In preparation for attending the Crimefest convention in Bristol (14-17 May, details here), I've been proving that I'm not entirely "self-indulgent, expansive, pleasure-seeking and given to living in the now" by dutifully reading books by as many as possible of my fellow panelists. Not, of course, that it's in any sense a duty as, without exception, the books have been thoroughly enjoyable.
But, particularly in reading reading books set in disparate parts of Europe such as Yrsa Sigurdardottir's My Soul to Take (Iceland) or Anne Zouroudi's The Taint of Midas (Greece), I've been struck by the premonitions of the financial crash. Both of these books were, I presume, written before the worst of the downturn and so make no explicit reference to the crisis. Both books, though, appear aware of the fragility of a bubble which, as it turned out, was on the point of popping. Interestingly, too, both books address the paradox that Ash describes. Sigurdardottir's highly entertaining book is set in a struggling new age health spa which wonderfully embodies all the dysfunctionality of a society which has accrued more money than sense. Zouroudi's equally enjoyable novel explores a financial corruption that depends on the exploitation of free-spending tourists. Both books contain plenty of barbed commentary about a species of capitalism which, as we now know, was teetering on the edge of collapse.
It'll be fascinating to see where crime fiction goes next.
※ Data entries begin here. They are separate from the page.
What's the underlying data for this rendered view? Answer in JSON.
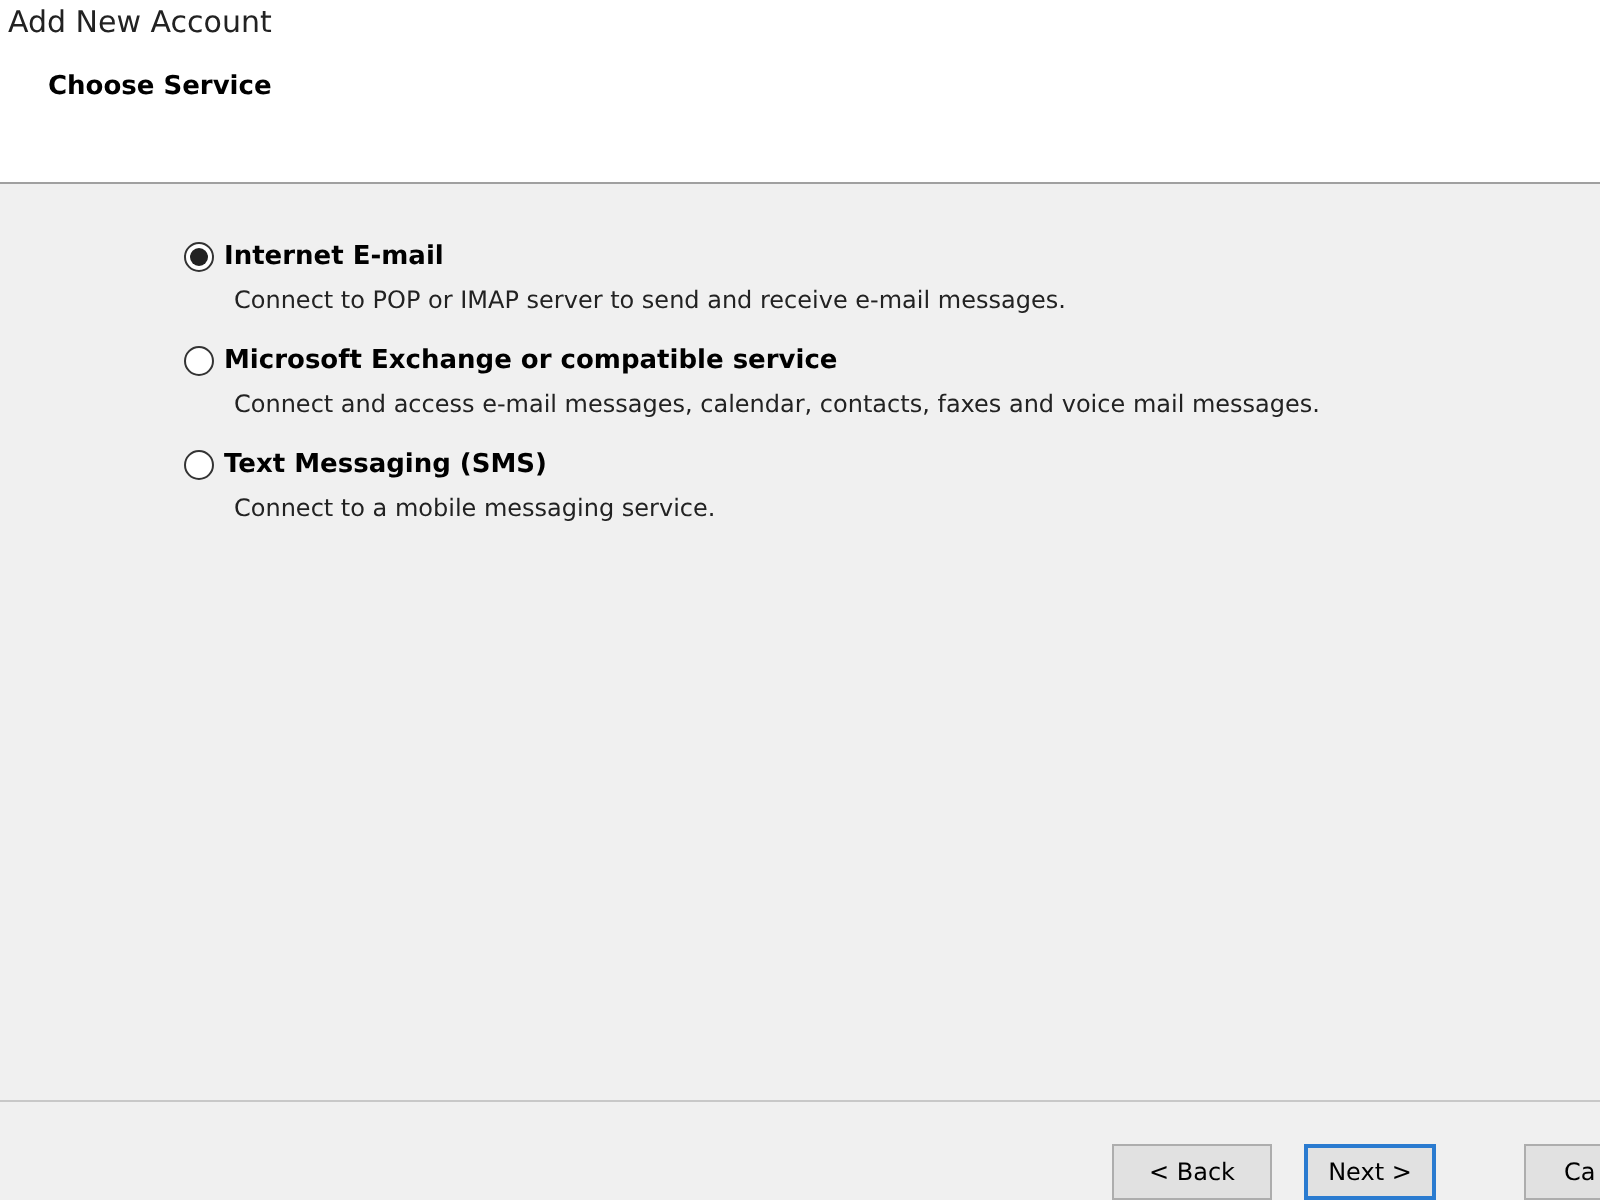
{
  "window": {
    "title": "Add New Account"
  },
  "header": {
    "title": "Choose Service"
  },
  "options": [
    {
      "label": "Internet E-mail",
      "description": "Connect to POP or IMAP server to send and receive e-mail messages.",
      "selected": true
    },
    {
      "label": "Microsoft Exchange or compatible service",
      "description": "Connect and access e-mail messages, calendar, contacts, faxes and voice mail messages.",
      "selected": false
    },
    {
      "label": "Text Messaging (SMS)",
      "description": "Connect to a mobile messaging service.",
      "selected": false
    }
  ],
  "buttons": [
    {
      "label": "< Back",
      "kind": "normal"
    },
    {
      "label": "Next >",
      "kind": "default"
    },
    {
      "label": "Ca",
      "kind": "cut"
    }
  ]
}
Wherever it is, I suspect we'll be a step or two ahead of the politicians.